The blowback proved too much for IATA. Frightened by the revolt, several U.S. carriers immediately disavowed the move and IATA eventually issued a "clarification" insisting that its guidelines were merely a suggestion. And on Wednesday, it officially spiked the proposal. But a word to the wary frequent flyer: When next in the market for a carry-on bag, consider one that meets IATA's ghost protocol.

In the meantime, the money you won't spend immediately on new luggage may have to go to Lufthansa and its subsidiaries, Brussels Airlines, Swiss International and Austrian Airlines. Why? Because the German carrier hates where you buy tickets and says it will charge you a 16-euro fee (about $18) for the privilege of flying one of its airlines.

Lufthansa claims it spends too much money paying third parties--bricks-and-mortar and online travel agencies, travel-management firms and, especially, global distribution systems (GDS)--to write its tickets. As a result, effective September 1, if you want to book your ticket anywhere but a Lufthansa-owned or Lufthansa-approved website, you'll be hit with the 16-euro fee.

Since third parties account for about 70 percent of Lufthansa's business, the move is a defiantly raised middle finger to all those intermediaries and, of course, the business travelers who rely on them. Oh, by the way, Lufthansa also admits it has no current ability to replace the third parties before September 1. If you want to fly the German carrier, book at the website or pay up and shut up. (By the way, if you buy a ticket at a Lufthansa ticket counter or via telephone, you won't pay the new 16-euro fee, but you will pay a $20 convenience charge.)

Even given that airlines hate their customers and the third parties who write tickets for them, the move comes at a strange time for Lufthansa. It's embroiled in a year-long fight with its pilots and has taken a dozen schedule-wrecking strikes in the last year. Its f light attendants are now threatening job actions, too. Its Austrian Airlines division suffered labor disruptions last year. And Lufthansa is still trying to win back passenger trust after the March Germanwings tragedy.

Given these less-than-appealing realities, why would we pay Lufthansa 16 euros more than any other airline? (Other carriers are barred from charging a similar fee by their contracts with the GDS services.) Why, in fact, should we even consider the fee a reality given that this dispute is eerily similar to a fight American Airlines waged a few years ago?

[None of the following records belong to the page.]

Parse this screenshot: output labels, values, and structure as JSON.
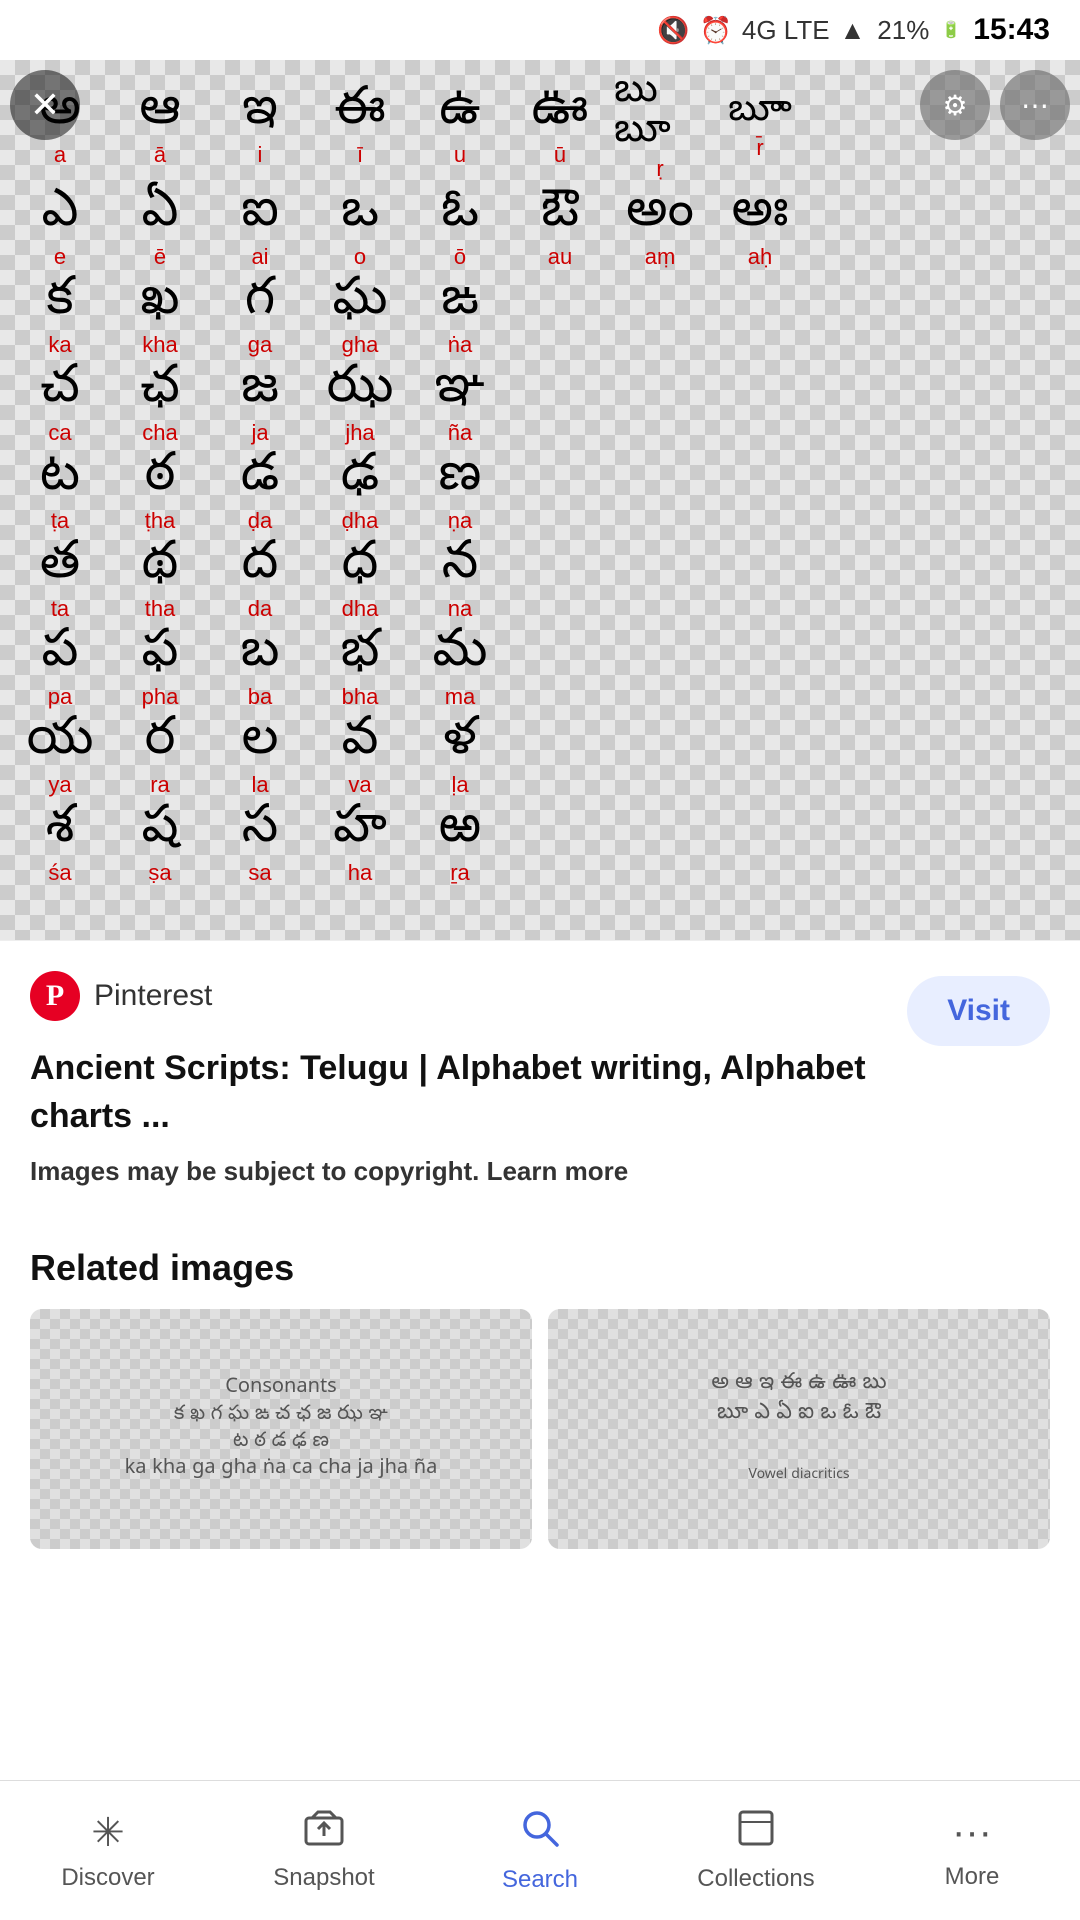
{
  "statusBar": {
    "time": "15:43",
    "battery": "21%",
    "network": "4G LTE",
    "signal": "●●●"
  },
  "image": {
    "altText": "Telugu alphabet chart",
    "rows": [
      [
        {
          "char": "అ",
          "label": "a"
        },
        {
          "char": "ఆ",
          "label": "ā"
        },
        {
          "char": "ఇ",
          "label": "i"
        },
        {
          "char": "ఈ",
          "label": "ī"
        },
        {
          "char": "ఉ",
          "label": "u"
        },
        {
          "char": "ఊ",
          "label": "ū"
        },
        {
          "char": "బు",
          "label": "ṛ"
        },
        {
          "char": "బూ",
          "label": "r̄"
        }
      ],
      [
        {
          "char": "ఎ",
          "label": "e"
        },
        {
          "char": "ఏ",
          "label": "ē"
        },
        {
          "char": "ఐ",
          "label": "ai"
        },
        {
          "char": "ఒ",
          "label": "o"
        },
        {
          "char": "ఓ",
          "label": "ō"
        },
        {
          "char": "ఔ",
          "label": "au"
        },
        {
          "char": "అం",
          "label": "aṃ"
        },
        {
          "char": "అః",
          "label": "aḥ"
        }
      ],
      [
        {
          "char": "క",
          "label": "ka"
        },
        {
          "char": "ఖ",
          "label": "kha"
        },
        {
          "char": "గ",
          "label": "ga"
        },
        {
          "char": "ఘ",
          "label": "gha"
        },
        {
          "char": "ఙ",
          "label": "ṅa"
        },
        {
          "char": "",
          "label": ""
        },
        {
          "char": "",
          "label": ""
        },
        {
          "char": "",
          "label": ""
        }
      ],
      [
        {
          "char": "చ",
          "label": "ca"
        },
        {
          "char": "ఛ",
          "label": "cha"
        },
        {
          "char": "జ",
          "label": "ja"
        },
        {
          "char": "ఝ",
          "label": "jha"
        },
        {
          "char": "ఞ",
          "label": "ña"
        },
        {
          "char": "",
          "label": ""
        },
        {
          "char": "",
          "label": ""
        },
        {
          "char": "",
          "label": ""
        }
      ],
      [
        {
          "char": "ట",
          "label": "ṭa"
        },
        {
          "char": "ఠ",
          "label": "ṭha"
        },
        {
          "char": "డ",
          "label": "ḍa"
        },
        {
          "char": "ఢ",
          "label": "ḍha"
        },
        {
          "char": "ణ",
          "label": "ṇa"
        },
        {
          "char": "",
          "label": ""
        },
        {
          "char": "",
          "label": ""
        },
        {
          "char": "",
          "label": ""
        }
      ],
      [
        {
          "char": "త",
          "label": "ta"
        },
        {
          "char": "థ",
          "label": "tha"
        },
        {
          "char": "ద",
          "label": "da"
        },
        {
          "char": "ధ",
          "label": "dha"
        },
        {
          "char": "న",
          "label": "na"
        },
        {
          "char": "",
          "label": ""
        },
        {
          "char": "",
          "label": ""
        },
        {
          "char": "",
          "label": ""
        }
      ],
      [
        {
          "char": "ప",
          "label": "pa"
        },
        {
          "char": "ఫ",
          "label": "pha"
        },
        {
          "char": "బ",
          "label": "ba"
        },
        {
          "char": "భ",
          "label": "bha"
        },
        {
          "char": "మ",
          "label": "ma"
        },
        {
          "char": "",
          "label": ""
        },
        {
          "char": "",
          "label": ""
        },
        {
          "char": "",
          "label": ""
        }
      ],
      [
        {
          "char": "య",
          "label": "ya"
        },
        {
          "char": "ర",
          "label": "ra"
        },
        {
          "char": "ల",
          "label": "la"
        },
        {
          "char": "వ",
          "label": "va"
        },
        {
          "char": "ళ",
          "label": "ḷa"
        },
        {
          "char": "",
          "label": ""
        },
        {
          "char": "",
          "label": ""
        },
        {
          "char": "",
          "label": ""
        }
      ],
      [
        {
          "char": "శ",
          "label": "śa"
        },
        {
          "char": "ష",
          "label": "ṣa"
        },
        {
          "char": "స",
          "label": "sa"
        },
        {
          "char": "హ",
          "label": "ha"
        },
        {
          "char": "ఱ",
          "label": "ṟa"
        },
        {
          "char": "",
          "label": ""
        },
        {
          "char": "",
          "label": ""
        },
        {
          "char": "",
          "label": ""
        }
      ]
    ]
  },
  "infoSection": {
    "sourceName": "Pinterest",
    "sourceLogo": "P",
    "visitLabel": "Visit",
    "title": "Ancient Scripts: Telugu | Alphabet writing, Alphabet charts ...",
    "copyrightText": "Images may be subject to copyright.",
    "learnMore": "Learn more"
  },
  "relatedSection": {
    "title": "Related images"
  },
  "bottomNav": {
    "items": [
      {
        "icon": "✳",
        "label": "Discover",
        "active": false
      },
      {
        "icon": "⬚↑",
        "label": "Snapshot",
        "active": false
      },
      {
        "icon": "🔍",
        "label": "Search",
        "active": true
      },
      {
        "icon": "⬚",
        "label": "Collections",
        "active": false
      },
      {
        "icon": "···",
        "label": "More",
        "active": false
      }
    ]
  }
}
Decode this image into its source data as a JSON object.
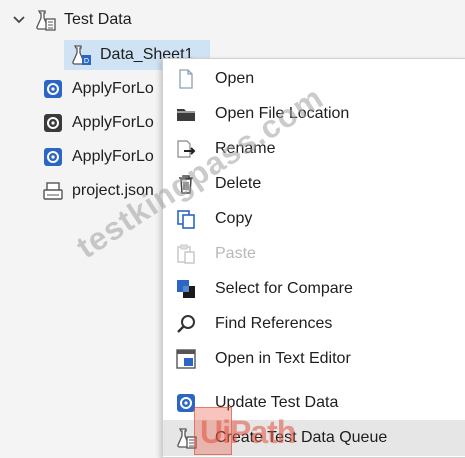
{
  "tree": {
    "root": {
      "label": "Test Data",
      "icon": "test-data-icon"
    },
    "items": [
      {
        "label": "Data_Sheet1",
        "icon": "test-data-file-icon",
        "selected": true
      },
      {
        "label": "ApplyForLo",
        "icon": "workflow-file-icon"
      },
      {
        "label": "ApplyForLo",
        "icon": "workflow-file-icon"
      },
      {
        "label": "ApplyForLo",
        "icon": "workflow-file-icon"
      },
      {
        "label": "project.json",
        "icon": "json-file-icon"
      }
    ]
  },
  "context_menu": {
    "items": [
      {
        "label": "Open",
        "icon": "blank-file-icon"
      },
      {
        "label": "Open File Location",
        "icon": "folder-icon"
      },
      {
        "label": "Rename",
        "icon": "rename-icon"
      },
      {
        "label": "Delete",
        "icon": "trash-icon"
      },
      {
        "label": "Copy",
        "icon": "copy-icon"
      },
      {
        "label": "Paste",
        "icon": "paste-icon",
        "disabled": true
      },
      {
        "label": "Select for Compare",
        "icon": "compare-icon"
      },
      {
        "label": "Find References",
        "icon": "magnifier-icon"
      },
      {
        "label": "Open in Text Editor",
        "icon": "text-editor-icon"
      },
      {
        "label": "Update Test Data",
        "icon": "update-icon"
      },
      {
        "label": "Create Test Data Queue",
        "icon": "test-data-queue-icon",
        "hovered": true
      }
    ]
  },
  "watermark": "testkingpass.com",
  "logo": "UiPath",
  "colors": {
    "accent": "#2b66c4",
    "selection": "#cfe3f5",
    "hover": "#e6e6e6"
  }
}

Logic dictates that Lufthansa's proposed fee will disappear as soon as it and the GDS firms negotiate deals that lower costs for the German carrier and its subsidiaries. After all, that's what happened in the 2011 American dispute. In the meantime, however, the question remains: Why do airlines hate us and demand we pay for their intramural disputes?

Of course, no discussion of airlines hating on customers is complete without United Airlines. You have surely heard about last weekend's nightmare when a United flight from Chicago to London diverted to Goose Bay, Canada. Nearly 200 passengers were held for almost a full day in an unheated military barracks and given virtually no information about their fate. And no story about the incident was published without mention of an insulting tweet from United's social media team that belittled passengers' complaints.

In fairness to United, it's unwise to question a captain's decision to divert a flight if he believed the aircraft was not airworthy. And central Labrador is hardly Bali Ha'i. By my count, there are fewer than 150 accommodations available for transients. United probably had no choice but to warehouse the flyers in the barracks.

But United's disdain for customers and its own corporate image is underlined by how little information the stranded flyers received and how long United left them in Goose Bay without transportation. And United's post-incident spin has been horrendous: No explanation from a top executive, no real apology or believable expression of remorse, skimpy compensation for the displaced flyers and no tangible information of why the aircraft was diverted.

In other words, United hates us. All the airlines do.

This column is Copyright 2015 American City Business Journals. All rights reserved. Reprinted with permission. is Copyright 2015 by Joe Brancatelli. All rights reserved.